    Scotch Cocktails

    Inspired by Erik's excursion in the Savoy Affinity Cocktail (click), when I saw a bottle of the Compass Box Asyla scotch, I snapped it up. I made a few Affinity Cocktails and haven't been swept away. However, today I snooped around www.cocktaildb.com and found The Bairn, a fine simple cocktail with scotch, Cointreau, and orange bitters. The first, which was lovely, was with Regan's bitters; the second just now, which was utterly transcendent, was with Fee Brothers -- particularly with an orange twist that's a bit fatter than it ought to be. It got me to thinking that there are probably some fine scotch cocktails out there that get short shrift because of the overwhelming tendency to drink scotch neat. Others?
  21. Chris Amirault


    I want to learn about shrubs. I am drinking a lovely beverage made from the following: 2 oz Appleton V/X 1 oz pineapple shrub* 1 oz lime Shake; strain over fresh rocks in a highball glass while adding a bit (2 oz?) of soda. It's tart, refreshing, and I want to make many, many more of them. The pineapple shrub consists of a combination of piloncillo and banana vinegar from Rancho Gordo, some crushed pineapple and pineapple juice, and the leftovers from a session making noodles from a pineapple core.
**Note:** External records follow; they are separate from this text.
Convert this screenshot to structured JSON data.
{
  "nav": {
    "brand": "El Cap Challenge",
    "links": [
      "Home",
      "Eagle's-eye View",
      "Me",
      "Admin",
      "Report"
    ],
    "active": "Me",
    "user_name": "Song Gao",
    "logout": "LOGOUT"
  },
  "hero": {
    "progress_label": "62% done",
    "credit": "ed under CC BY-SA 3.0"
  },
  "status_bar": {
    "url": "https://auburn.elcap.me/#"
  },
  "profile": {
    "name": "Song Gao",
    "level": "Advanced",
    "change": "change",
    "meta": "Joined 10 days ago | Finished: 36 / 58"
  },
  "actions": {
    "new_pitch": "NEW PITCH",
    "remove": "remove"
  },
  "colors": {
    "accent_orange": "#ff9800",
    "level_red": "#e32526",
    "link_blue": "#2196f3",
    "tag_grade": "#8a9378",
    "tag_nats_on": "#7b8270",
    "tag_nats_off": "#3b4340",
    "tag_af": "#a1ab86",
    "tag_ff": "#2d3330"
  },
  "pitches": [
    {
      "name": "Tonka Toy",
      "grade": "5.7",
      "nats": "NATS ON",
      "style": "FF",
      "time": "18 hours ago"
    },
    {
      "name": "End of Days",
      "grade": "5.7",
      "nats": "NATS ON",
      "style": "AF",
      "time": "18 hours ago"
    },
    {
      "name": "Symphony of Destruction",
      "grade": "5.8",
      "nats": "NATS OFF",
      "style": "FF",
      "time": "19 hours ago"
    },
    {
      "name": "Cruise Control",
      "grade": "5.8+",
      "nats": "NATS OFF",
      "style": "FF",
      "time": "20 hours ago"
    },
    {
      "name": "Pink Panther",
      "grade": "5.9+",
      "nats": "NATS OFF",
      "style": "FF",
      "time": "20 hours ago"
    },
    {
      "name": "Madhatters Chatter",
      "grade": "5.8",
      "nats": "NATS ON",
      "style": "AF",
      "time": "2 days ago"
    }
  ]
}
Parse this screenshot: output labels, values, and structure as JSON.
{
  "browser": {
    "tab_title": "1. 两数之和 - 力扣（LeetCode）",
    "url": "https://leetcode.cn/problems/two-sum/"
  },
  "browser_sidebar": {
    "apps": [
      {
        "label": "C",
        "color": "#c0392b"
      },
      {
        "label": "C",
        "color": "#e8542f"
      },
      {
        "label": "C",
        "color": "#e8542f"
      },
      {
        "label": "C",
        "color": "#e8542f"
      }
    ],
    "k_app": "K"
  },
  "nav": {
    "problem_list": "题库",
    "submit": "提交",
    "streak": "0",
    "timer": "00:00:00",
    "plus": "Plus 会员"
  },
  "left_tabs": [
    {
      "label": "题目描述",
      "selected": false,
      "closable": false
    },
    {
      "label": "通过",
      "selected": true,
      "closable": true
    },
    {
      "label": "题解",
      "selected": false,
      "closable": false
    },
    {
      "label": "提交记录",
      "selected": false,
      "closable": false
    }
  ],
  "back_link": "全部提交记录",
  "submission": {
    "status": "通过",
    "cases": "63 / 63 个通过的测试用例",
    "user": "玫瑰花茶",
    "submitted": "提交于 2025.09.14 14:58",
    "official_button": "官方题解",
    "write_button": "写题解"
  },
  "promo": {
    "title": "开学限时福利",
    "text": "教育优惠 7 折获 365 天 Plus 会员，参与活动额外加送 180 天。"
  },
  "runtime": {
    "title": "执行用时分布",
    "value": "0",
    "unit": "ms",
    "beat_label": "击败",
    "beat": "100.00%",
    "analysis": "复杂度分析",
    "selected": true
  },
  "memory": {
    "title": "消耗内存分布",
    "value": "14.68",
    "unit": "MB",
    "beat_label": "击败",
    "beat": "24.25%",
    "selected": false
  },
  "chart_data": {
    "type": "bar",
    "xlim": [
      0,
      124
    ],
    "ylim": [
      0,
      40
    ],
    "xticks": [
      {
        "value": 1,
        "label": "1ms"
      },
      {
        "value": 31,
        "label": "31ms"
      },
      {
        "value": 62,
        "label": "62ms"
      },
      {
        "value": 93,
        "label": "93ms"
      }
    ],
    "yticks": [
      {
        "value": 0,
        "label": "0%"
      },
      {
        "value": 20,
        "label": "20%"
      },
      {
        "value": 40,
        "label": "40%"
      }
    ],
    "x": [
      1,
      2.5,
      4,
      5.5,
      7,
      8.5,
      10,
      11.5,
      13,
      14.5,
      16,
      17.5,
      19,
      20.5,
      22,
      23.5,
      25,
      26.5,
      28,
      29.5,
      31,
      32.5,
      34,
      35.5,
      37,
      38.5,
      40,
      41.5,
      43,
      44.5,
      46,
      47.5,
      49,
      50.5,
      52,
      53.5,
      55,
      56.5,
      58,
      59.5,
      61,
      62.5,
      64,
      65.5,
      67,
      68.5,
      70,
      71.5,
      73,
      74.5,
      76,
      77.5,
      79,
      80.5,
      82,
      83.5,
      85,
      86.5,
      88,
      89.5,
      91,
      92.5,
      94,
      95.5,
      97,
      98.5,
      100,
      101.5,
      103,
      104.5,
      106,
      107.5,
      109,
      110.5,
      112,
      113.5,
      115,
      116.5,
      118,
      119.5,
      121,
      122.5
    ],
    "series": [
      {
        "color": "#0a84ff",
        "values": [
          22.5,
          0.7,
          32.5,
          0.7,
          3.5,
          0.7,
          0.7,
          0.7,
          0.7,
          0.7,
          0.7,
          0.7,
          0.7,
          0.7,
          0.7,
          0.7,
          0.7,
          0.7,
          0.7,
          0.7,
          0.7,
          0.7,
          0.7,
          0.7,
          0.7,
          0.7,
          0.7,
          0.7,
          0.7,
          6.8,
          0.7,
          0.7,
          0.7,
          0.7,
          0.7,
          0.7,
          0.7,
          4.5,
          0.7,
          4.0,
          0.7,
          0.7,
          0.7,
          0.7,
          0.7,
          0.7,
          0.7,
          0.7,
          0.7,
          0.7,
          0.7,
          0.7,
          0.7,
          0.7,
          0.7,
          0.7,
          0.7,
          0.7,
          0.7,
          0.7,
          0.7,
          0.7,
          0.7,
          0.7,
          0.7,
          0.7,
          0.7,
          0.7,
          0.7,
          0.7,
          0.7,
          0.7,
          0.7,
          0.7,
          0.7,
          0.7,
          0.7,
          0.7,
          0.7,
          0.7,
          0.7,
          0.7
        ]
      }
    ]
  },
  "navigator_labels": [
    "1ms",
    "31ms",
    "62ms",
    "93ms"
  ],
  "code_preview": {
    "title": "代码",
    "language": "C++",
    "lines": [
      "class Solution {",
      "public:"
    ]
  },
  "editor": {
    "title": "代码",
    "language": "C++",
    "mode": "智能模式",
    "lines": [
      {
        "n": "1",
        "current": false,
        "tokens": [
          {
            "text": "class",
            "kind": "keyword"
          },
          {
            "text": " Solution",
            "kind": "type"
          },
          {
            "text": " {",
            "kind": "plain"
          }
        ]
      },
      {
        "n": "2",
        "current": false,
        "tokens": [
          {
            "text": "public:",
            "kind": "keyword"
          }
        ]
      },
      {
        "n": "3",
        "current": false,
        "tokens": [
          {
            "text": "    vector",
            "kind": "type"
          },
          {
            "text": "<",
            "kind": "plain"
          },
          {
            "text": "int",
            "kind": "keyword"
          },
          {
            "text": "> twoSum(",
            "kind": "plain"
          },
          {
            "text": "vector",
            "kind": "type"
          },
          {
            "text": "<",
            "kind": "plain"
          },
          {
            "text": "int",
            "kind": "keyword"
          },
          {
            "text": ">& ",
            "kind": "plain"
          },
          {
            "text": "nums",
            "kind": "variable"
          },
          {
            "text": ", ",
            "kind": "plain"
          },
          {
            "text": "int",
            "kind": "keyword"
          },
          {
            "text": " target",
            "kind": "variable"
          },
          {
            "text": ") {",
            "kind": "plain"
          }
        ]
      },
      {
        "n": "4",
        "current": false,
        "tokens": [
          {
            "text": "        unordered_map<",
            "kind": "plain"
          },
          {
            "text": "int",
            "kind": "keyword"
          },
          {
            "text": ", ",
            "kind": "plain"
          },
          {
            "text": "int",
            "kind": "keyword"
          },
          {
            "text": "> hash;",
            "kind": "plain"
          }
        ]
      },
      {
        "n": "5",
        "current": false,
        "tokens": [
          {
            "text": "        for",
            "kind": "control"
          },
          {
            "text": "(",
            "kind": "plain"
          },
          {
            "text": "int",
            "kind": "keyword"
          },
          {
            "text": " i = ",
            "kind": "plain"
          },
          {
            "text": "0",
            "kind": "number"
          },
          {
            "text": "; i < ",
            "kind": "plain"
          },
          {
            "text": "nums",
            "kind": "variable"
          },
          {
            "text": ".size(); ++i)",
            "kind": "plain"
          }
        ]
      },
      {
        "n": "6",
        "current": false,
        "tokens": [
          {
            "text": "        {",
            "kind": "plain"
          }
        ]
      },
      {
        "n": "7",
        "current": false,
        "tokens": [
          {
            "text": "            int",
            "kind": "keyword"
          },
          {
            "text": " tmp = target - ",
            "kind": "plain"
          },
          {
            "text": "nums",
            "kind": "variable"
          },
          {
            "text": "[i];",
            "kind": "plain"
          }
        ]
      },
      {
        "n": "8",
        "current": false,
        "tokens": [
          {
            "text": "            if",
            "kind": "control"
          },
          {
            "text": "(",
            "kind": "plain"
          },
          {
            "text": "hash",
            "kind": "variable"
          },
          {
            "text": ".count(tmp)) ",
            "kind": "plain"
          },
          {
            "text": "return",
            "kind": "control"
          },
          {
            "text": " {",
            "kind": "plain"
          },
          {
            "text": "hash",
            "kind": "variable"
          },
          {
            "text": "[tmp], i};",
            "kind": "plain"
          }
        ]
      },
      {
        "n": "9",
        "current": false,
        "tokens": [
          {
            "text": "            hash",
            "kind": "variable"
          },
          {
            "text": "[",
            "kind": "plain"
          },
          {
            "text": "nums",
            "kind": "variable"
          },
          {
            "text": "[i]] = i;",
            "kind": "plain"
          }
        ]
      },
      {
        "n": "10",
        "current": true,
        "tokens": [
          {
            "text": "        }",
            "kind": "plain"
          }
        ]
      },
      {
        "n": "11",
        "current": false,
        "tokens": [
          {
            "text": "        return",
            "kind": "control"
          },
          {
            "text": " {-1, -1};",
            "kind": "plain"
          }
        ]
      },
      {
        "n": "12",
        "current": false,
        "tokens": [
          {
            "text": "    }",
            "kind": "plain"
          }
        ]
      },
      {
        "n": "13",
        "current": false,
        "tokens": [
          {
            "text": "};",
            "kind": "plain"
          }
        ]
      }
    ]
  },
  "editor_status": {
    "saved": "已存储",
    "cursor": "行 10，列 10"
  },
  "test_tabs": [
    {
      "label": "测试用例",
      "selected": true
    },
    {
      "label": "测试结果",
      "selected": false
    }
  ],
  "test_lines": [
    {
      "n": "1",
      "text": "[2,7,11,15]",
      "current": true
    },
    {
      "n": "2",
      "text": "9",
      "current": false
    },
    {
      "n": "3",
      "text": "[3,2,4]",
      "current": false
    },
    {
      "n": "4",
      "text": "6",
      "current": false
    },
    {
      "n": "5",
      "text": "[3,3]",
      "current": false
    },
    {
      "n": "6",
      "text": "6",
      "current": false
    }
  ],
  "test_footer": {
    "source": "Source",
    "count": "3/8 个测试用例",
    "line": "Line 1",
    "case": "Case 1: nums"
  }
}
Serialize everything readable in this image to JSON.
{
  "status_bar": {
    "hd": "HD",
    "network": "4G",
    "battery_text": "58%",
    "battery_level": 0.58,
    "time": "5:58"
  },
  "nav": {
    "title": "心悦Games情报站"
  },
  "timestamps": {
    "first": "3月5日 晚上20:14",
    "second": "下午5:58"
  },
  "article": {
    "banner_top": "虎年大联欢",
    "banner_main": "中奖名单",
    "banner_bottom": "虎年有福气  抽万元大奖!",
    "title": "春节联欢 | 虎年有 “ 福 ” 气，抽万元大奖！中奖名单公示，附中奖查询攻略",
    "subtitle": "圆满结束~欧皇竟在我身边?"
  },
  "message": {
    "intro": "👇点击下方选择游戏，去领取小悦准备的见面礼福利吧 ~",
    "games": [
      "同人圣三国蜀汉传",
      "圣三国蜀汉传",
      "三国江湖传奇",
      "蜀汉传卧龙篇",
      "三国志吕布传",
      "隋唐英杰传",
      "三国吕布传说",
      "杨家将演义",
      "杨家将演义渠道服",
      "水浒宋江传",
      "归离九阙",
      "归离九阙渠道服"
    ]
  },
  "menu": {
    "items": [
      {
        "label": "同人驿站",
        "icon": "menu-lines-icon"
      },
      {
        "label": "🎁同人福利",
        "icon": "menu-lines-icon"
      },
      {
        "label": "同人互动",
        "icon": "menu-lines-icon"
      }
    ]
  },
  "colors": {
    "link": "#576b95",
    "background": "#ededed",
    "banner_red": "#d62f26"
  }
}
I had to adjust it so I don't have an exact recipe yet, but this is a very promising addition to the bar: tart, complex because of the very ripe pineapple, vinegar, and piloncillo, and with a splash of this and a bit of bubbles, a very easy item to use. Makes me realize that there's a world of interesting shrubbery (insert Monty Python joke here) I need to learn. Where to start?
  22. Thanks to Mud Puddle Books and Adam at the Boston Shaker, I now have a copy of David Embury's incredible Fine Art of Mixing Drinks. It's a decisive, encyclopedic book, filled with compelling discussions -- or, perhaps, more accurately, pronouncements -- of virtually every aspect of the cocktail experience. (It's also dated, not only in regards to available ingredients but also to gender mores and the like; keeping its historical moment in mind, however, even the lengthy diatribes are entertaining.) Embury is unapologetic about most things, and, to this reader, his self-embrace is most heartening. Indeed, writing in the sad, watery wake of Prohibition's repeal, Embury suggests that it is the obsessive home mixologist, and not the carefree bartender, who must carry forth the spirit of the cocktail. As an obsessive home mixologist, I find this ennobling. As has been noted in a few places (including the reviews at the Amazon link above), the current edition of the book contains a shocking number of typographical errors. One of the reasons I started the topic was to be able to track any corrections to recipes that we find. But this book should prompt more discussion posts than errata finger-points. Who's got it? What do you think of it? What have you made from it?
  23. Chris Amirault

    Culinary Classifieds

    Welcome to the Culinary Classifieds topic, in which food industry professionals can post job announcements or post about positions they are seeking. All posts must be reviewed by an appropriate host or manager: please contact support@egullet.org if you have a submission. All submissions must include: detailed job description job location (business, address) contact information (PM, email, phone, fax) links to relevant other material All correspondence concerning jobs must take place off eG Forums. Only one post per listing is allowed.
  24. Chris Amirault

    Uses of Gum Arabic

    Just got a pound of gum Arabic from Frontier Coop. There are dozens of mentions of gum Arabic in the Spirits & Cocktails forum, but I'm having a hard time figuring out specifics for applications in orgeat, grenadine, gum syrup (in non-massive amounts), etc. So what do people use it for? In what proportions? Feel free to suggest experiment; I'm game for anything.
  25. Chris Amirault

    Irish Whiskey Cocktails

    There's Cameron's Kick and The Tipperary. What else? Andy, you say you love you some Irish whiskey cocktails: what are they?